(Work task) What lines in the data below mention the string "kaya"? Copy them out.

▼

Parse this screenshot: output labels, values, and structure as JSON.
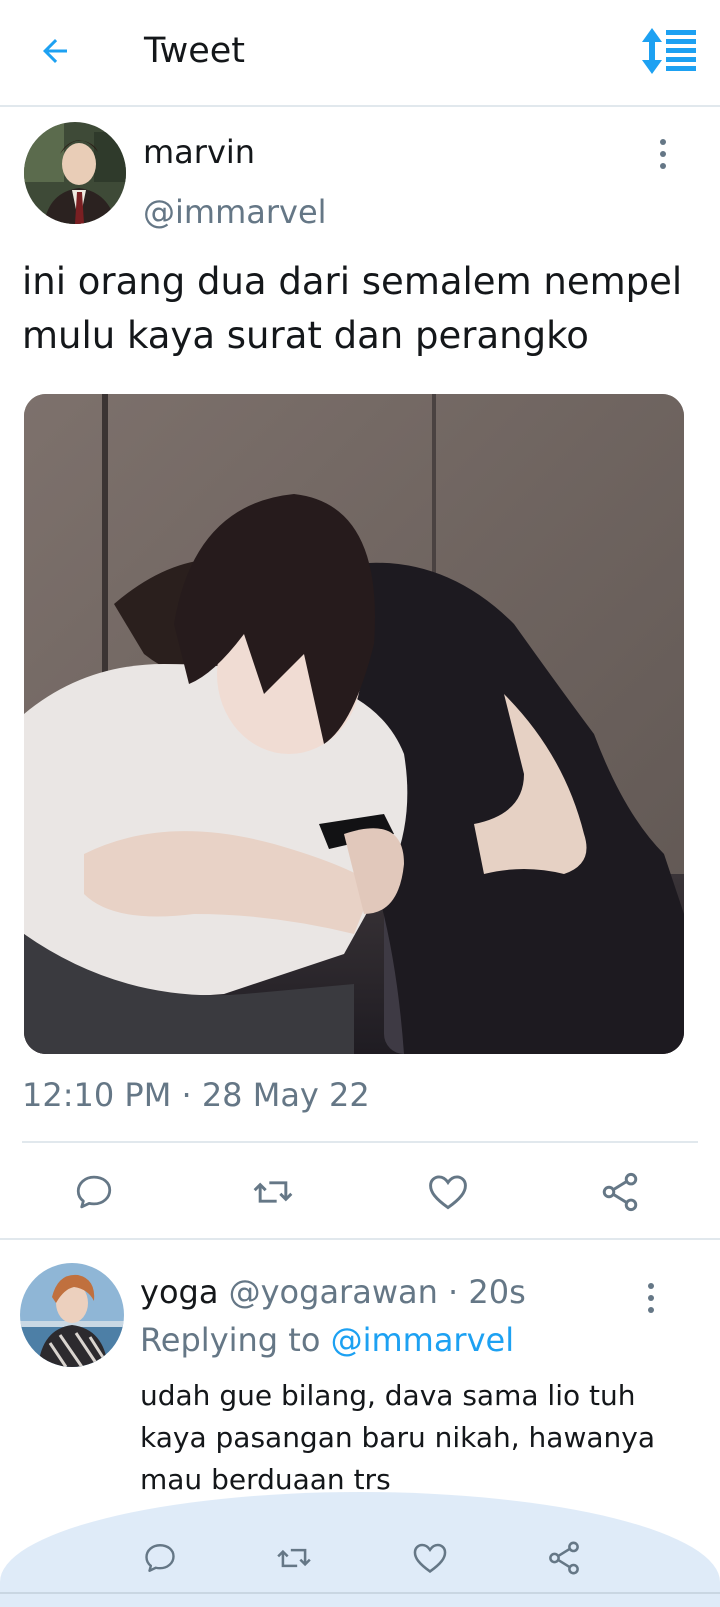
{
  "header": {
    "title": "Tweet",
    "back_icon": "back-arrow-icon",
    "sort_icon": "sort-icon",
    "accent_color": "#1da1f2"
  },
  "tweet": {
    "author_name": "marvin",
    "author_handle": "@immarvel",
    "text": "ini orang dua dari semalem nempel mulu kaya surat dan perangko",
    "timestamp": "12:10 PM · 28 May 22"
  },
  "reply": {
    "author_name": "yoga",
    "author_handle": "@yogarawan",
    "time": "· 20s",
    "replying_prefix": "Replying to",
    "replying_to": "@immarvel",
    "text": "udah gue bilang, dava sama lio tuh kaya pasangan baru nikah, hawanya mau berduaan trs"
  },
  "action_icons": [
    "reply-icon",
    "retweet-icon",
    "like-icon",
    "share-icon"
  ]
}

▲

(Task output)
    "text": "ini orang dua dari semalem nempel mulu kaya surat dan perangko",
    "text": "udah gue bilang, dava sama lio tuh kaya pasangan baru nikah, hawanya mau berduaan trs"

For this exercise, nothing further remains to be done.